November and the 60 head of beeves were the last to be moved from the far pasture to one closer to the ranch house. It was a short jerk, less than ten miles across the valley, but Mom Nature sure wasn’t going to make it an easy haul.
The five of us had just turned the herd onto the trail when a cold wind began to blowing into our faces. With it soon came the rain, which turned sleet and was followed by a stinging snow.
Soon each man-jack crowding the herd homeward was chilled to the bone; fingers, noses and ears aching along with the watery sting of eyes that could find no relief. Before long even the cattle felt the effects as they tailed up, turning their backsides to the elements and lowering their heads.
The drive’s jefe, a stoic rancher named Carl, watched as we struggled against the weather and the nature of the beasts as they bunched together. Three times we attempted to break them up and get them to turn back onto the trail.
Each attempt was met with failure. Finally Carl directed Tiny to head the lead cow and ‘if need be, drag her onto the trail and head for home.’
Without a word, I helped cut the leader out of the herd as Tiny loosened the loop of his rope and dropped it over her head with precision. Twice he worked her up the trail and away from the herd, with the hope that they’d follow, which is their nature.
That to was met with failure. Carl could see we were soaked to the skin, half-frozen and acting defeated as the beeves continued to tail-up against the winter-blow.
Since it was a small herd, we were all fairly well within ear-shot, when out of the blue we heard Carl’s booming voice:
Sitting on a pole,
Wiggle-waggle went his tail
And PFFFT went his hole.”
With no smile, simply his standard stone-faced self, he sat there looking at the situation. We looked at one another in surprise and possibly a little terror, before one of us began to laugh.

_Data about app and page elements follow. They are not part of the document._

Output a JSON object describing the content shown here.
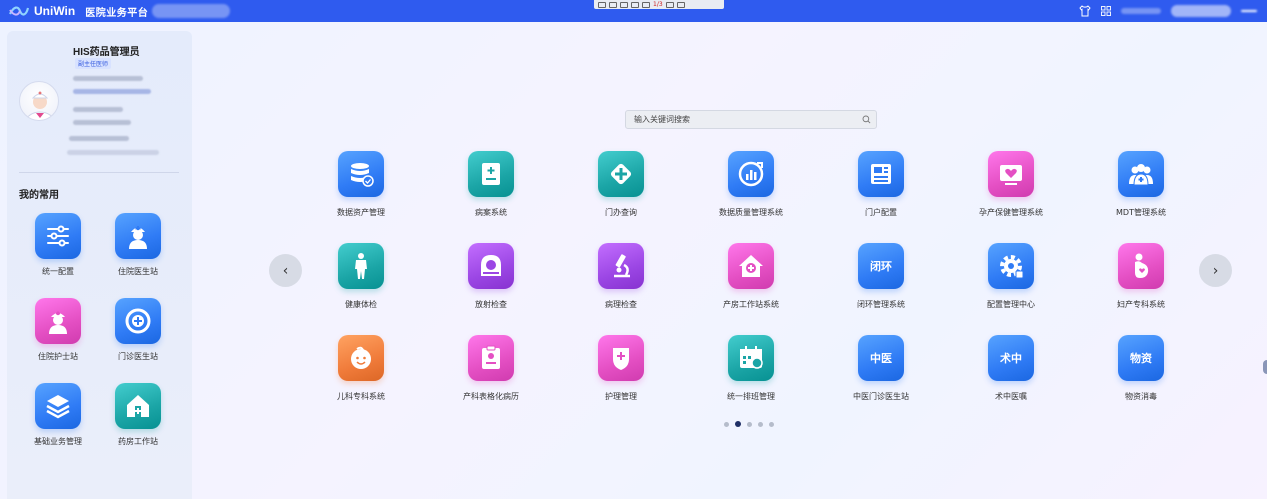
{
  "topbar": {
    "logo_text": "UniWin",
    "system_name": "医院业务平台",
    "toolbar_label": "1/3",
    "bg_color": "#2f5bef"
  },
  "sidebar": {
    "user_name": "HIS药品管理员",
    "user_title": "副主任医师",
    "favorites_title": "我的常用",
    "favorites": [
      {
        "label": "统一配置",
        "icon": "sliders-icon",
        "color": "#2f7bf5"
      },
      {
        "label": "住院医生站",
        "icon": "doctor-icon",
        "color": "#2f7bf5"
      },
      {
        "label": "住院护士站",
        "icon": "nurse-icon",
        "color": "#e44fc3"
      },
      {
        "label": "门诊医生站",
        "icon": "outpatient-icon",
        "color": "#2f7bf5"
      },
      {
        "label": "基础业务管理",
        "icon": "layers-icon",
        "color": "#2f7bf5"
      },
      {
        "label": "药房工作站",
        "icon": "pharmacy-icon",
        "color": "#1ba5a6"
      }
    ]
  },
  "search": {
    "placeholder": "输入关键词搜索"
  },
  "apps": [
    {
      "label": "数据资产管理",
      "icon": "database-icon",
      "color": "#2f7bf5"
    },
    {
      "label": "病案系统",
      "icon": "medical-record-icon",
      "color": "#1ba5a6"
    },
    {
      "label": "门办查询",
      "icon": "cross-diamond-icon",
      "color": "#1ba5a6"
    },
    {
      "label": "数据质量管理系统",
      "icon": "chart-icon",
      "color": "#2f7bf5"
    },
    {
      "label": "门户配置",
      "icon": "portal-icon",
      "color": "#2f7bf5"
    },
    {
      "label": "孕产保健管理系统",
      "icon": "maternal-icon",
      "color": "#e44fc3"
    },
    {
      "label": "MDT管理系统",
      "icon": "team-icon",
      "color": "#2f7bf5"
    },
    {
      "label": "健康体检",
      "icon": "body-icon",
      "color": "#1ba5a6"
    },
    {
      "label": "放射检查",
      "icon": "scanner-icon",
      "color": "#9b46e4"
    },
    {
      "label": "病理检查",
      "icon": "microscope-icon",
      "color": "#9b46e4"
    },
    {
      "label": "产房工作站系统",
      "icon": "house-cross-icon",
      "color": "#e44fc3"
    },
    {
      "label": "闭环管理系统",
      "icon": "text-tile-icon",
      "text": "闭环",
      "color": "#2f7bf5"
    },
    {
      "label": "配置管理中心",
      "icon": "gear-icon",
      "color": "#2f7bf5"
    },
    {
      "label": "妇产专科系统",
      "icon": "pregnant-icon",
      "color": "#e44fc3"
    },
    {
      "label": "儿科专科系统",
      "icon": "baby-icon",
      "color": "#f07b3a"
    },
    {
      "label": "产科表格化病历",
      "icon": "clipboard-icon",
      "color": "#e44fc3"
    },
    {
      "label": "护理管理",
      "icon": "hand-care-icon",
      "color": "#e44fc3"
    },
    {
      "label": "统一排班管理",
      "icon": "calendar-icon",
      "color": "#1ba5a6"
    },
    {
      "label": "中医门诊医生站",
      "icon": "text-tile-icon",
      "text": "中医",
      "color": "#2f7bf5"
    },
    {
      "label": "术中医嘱",
      "icon": "text-tile-icon",
      "text": "术中",
      "color": "#2f7bf5"
    },
    {
      "label": "物资消毒",
      "icon": "text-tile-icon",
      "text": "物资",
      "color": "#2f7bf5"
    }
  ],
  "pagination": {
    "nav_prev": "‹",
    "nav_next": "›",
    "pages": 5,
    "active": 2
  }
}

It didn’t take long for the laughter to infect us all, including Carl, whom none of us had ever seen laugh before. That minute of laughter was all that we needed as we returned to work, breaking our stalemate with the herd and driving them out on the trail once again.

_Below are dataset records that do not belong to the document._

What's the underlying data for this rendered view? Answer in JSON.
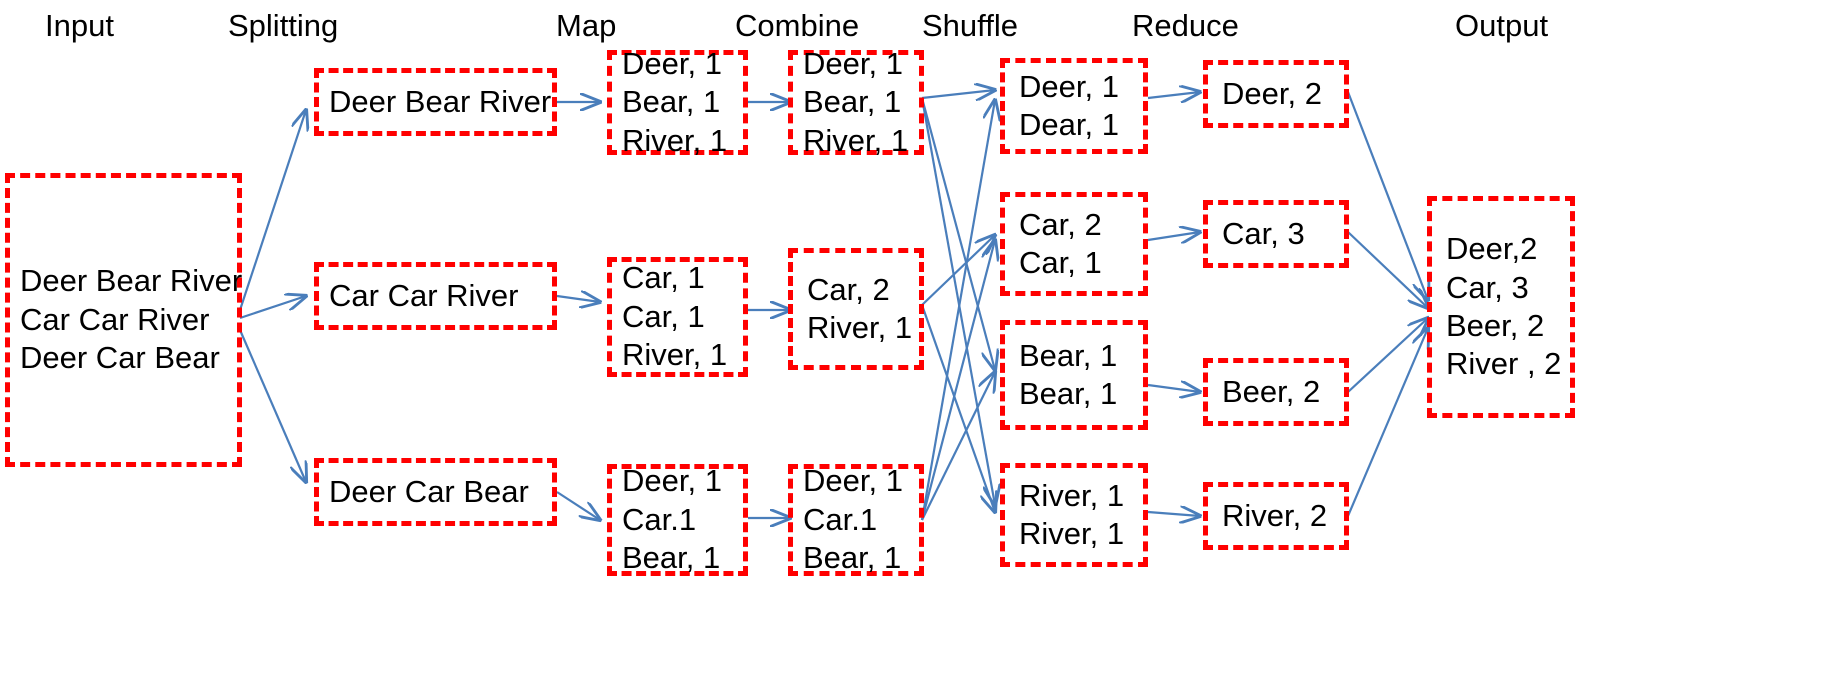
{
  "diagram": {
    "title": "MapReduce word count dataflow",
    "box_border_color": "#ff0000",
    "arrow_color": "#4a7ebb",
    "text_color": "#000000",
    "background": "#ffffff"
  },
  "columns": [
    {
      "key": "input",
      "label": "Input"
    },
    {
      "key": "splitting",
      "label": "Splitting"
    },
    {
      "key": "map",
      "label": "Map"
    },
    {
      "key": "combine",
      "label": "Combine"
    },
    {
      "key": "shuffle",
      "label": "Shuffle"
    },
    {
      "key": "reduce",
      "label": "Reduce"
    },
    {
      "key": "output",
      "label": "Output"
    }
  ],
  "nodes": {
    "input": [
      {
        "id": "input-0",
        "lines": [
          "Deer Bear River",
          "Car Car River",
          "Deer Car Bear"
        ]
      }
    ],
    "splitting": [
      {
        "id": "split-0",
        "lines": [
          "Deer Bear River"
        ]
      },
      {
        "id": "split-1",
        "lines": [
          "Car Car River"
        ]
      },
      {
        "id": "split-2",
        "lines": [
          "Deer Car Bear"
        ]
      }
    ],
    "map": [
      {
        "id": "map-0",
        "lines": [
          "Deer, 1",
          "Bear, 1",
          "River, 1"
        ]
      },
      {
        "id": "map-1",
        "lines": [
          "Car, 1",
          "Car, 1",
          "River, 1"
        ]
      },
      {
        "id": "map-2",
        "lines": [
          "Deer, 1",
          "Car.1",
          "Bear, 1"
        ]
      }
    ],
    "combine": [
      {
        "id": "comb-0",
        "lines": [
          "Deer, 1",
          "Bear, 1",
          "River, 1"
        ]
      },
      {
        "id": "comb-1",
        "lines": [
          "Car, 2",
          "River, 1"
        ]
      },
      {
        "id": "comb-2",
        "lines": [
          "Deer, 1",
          "Car.1",
          "Bear, 1"
        ]
      }
    ],
    "shuffle": [
      {
        "id": "shuf-0",
        "lines": [
          "Deer, 1",
          "Dear, 1"
        ]
      },
      {
        "id": "shuf-1",
        "lines": [
          "Car, 2",
          "Car, 1"
        ]
      },
      {
        "id": "shuf-2",
        "lines": [
          "Bear, 1",
          "Bear, 1"
        ]
      },
      {
        "id": "shuf-3",
        "lines": [
          "River, 1",
          "River, 1"
        ]
      }
    ],
    "reduce": [
      {
        "id": "red-0",
        "lines": [
          "Deer, 2"
        ]
      },
      {
        "id": "red-1",
        "lines": [
          "Car, 3"
        ]
      },
      {
        "id": "red-2",
        "lines": [
          "Beer, 2"
        ]
      },
      {
        "id": "red-3",
        "lines": [
          "River, 2"
        ]
      }
    ],
    "output": [
      {
        "id": "out-0",
        "lines": [
          "Deer,2",
          "Car, 3",
          "Beer, 2",
          "River , 2"
        ]
      }
    ]
  }
}
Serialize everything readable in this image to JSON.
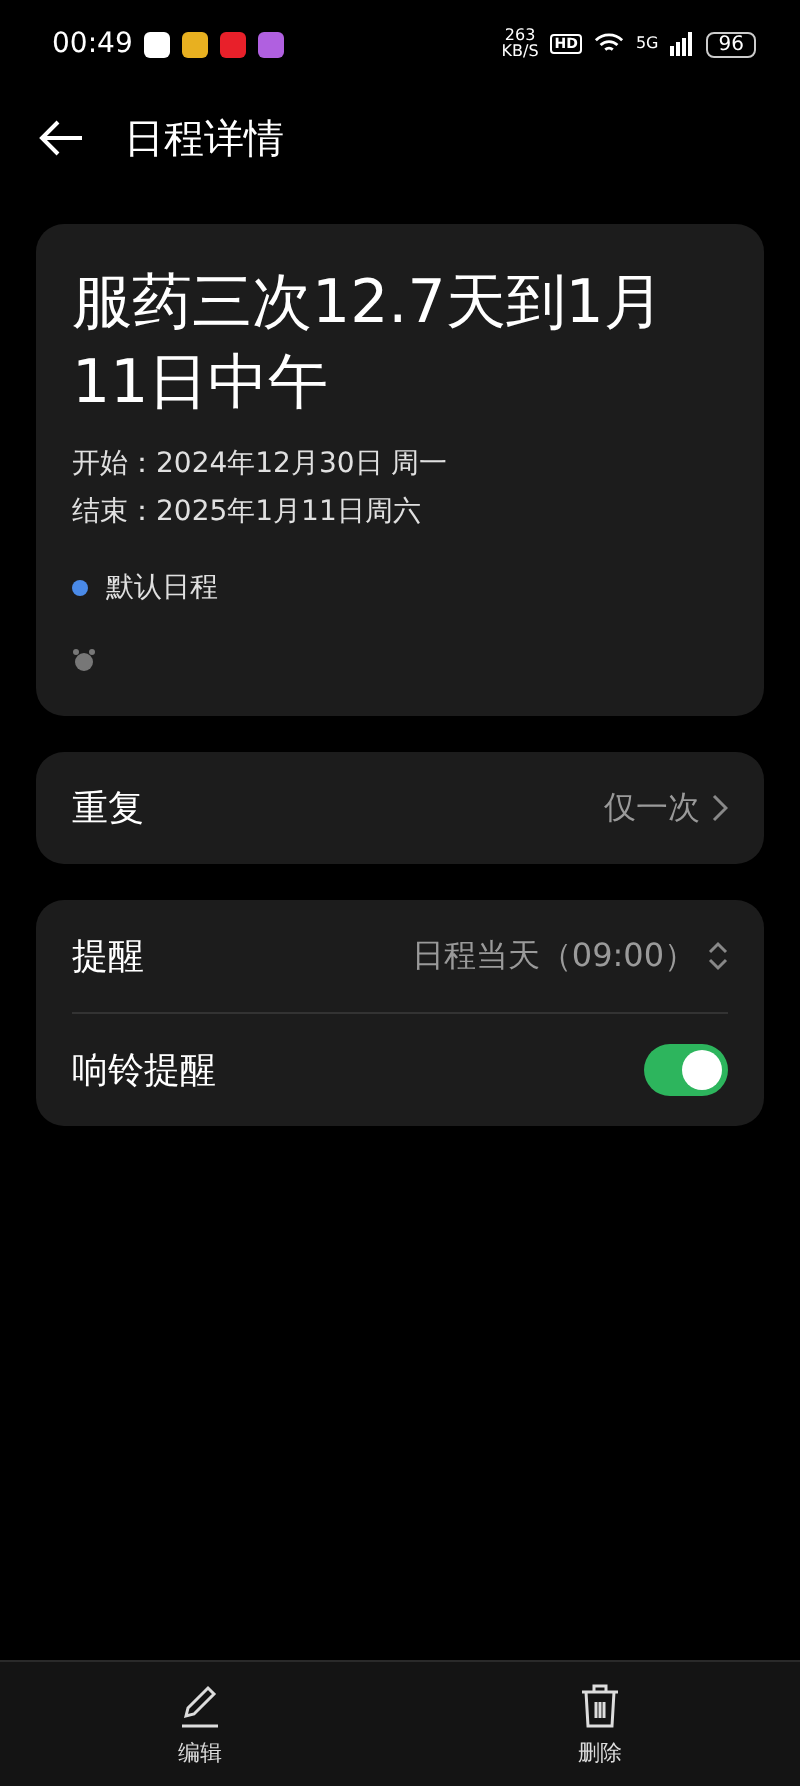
{
  "status_bar": {
    "time": "00:49",
    "app_icons": [
      {
        "color": "#ffffff"
      },
      {
        "color": "#e8b020"
      },
      {
        "color": "#e8202a"
      },
      {
        "color": "#b060e0"
      }
    ],
    "speed": "263",
    "speed_unit": "KB/S",
    "hd": "HD",
    "network": "5G",
    "battery": "96"
  },
  "header": {
    "title": "日程详情"
  },
  "event": {
    "title": "服药三次12.7天到1月11日中午",
    "start": "开始：2024年12月30日 周一",
    "end": "结束：2025年1月11日周六",
    "calendar": {
      "name": "默认日程",
      "color": "#4a8ae8"
    }
  },
  "repeat": {
    "label": "重复",
    "value": "仅一次"
  },
  "reminders": [
    {
      "kind": "select",
      "label": "提醒",
      "value": "日程当天（09:00）"
    },
    {
      "kind": "switch",
      "label": "响铃提醒",
      "on": true
    }
  ],
  "bottom_bar": [
    {
      "kind": "edit",
      "label": "编辑"
    },
    {
      "kind": "delete",
      "label": "删除"
    }
  ]
}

Within a few minutes, which normally happens with Nevada weather, the squall broke and beams of sunlight filled the valley as we push on through to the ranch house and that nearby pasture.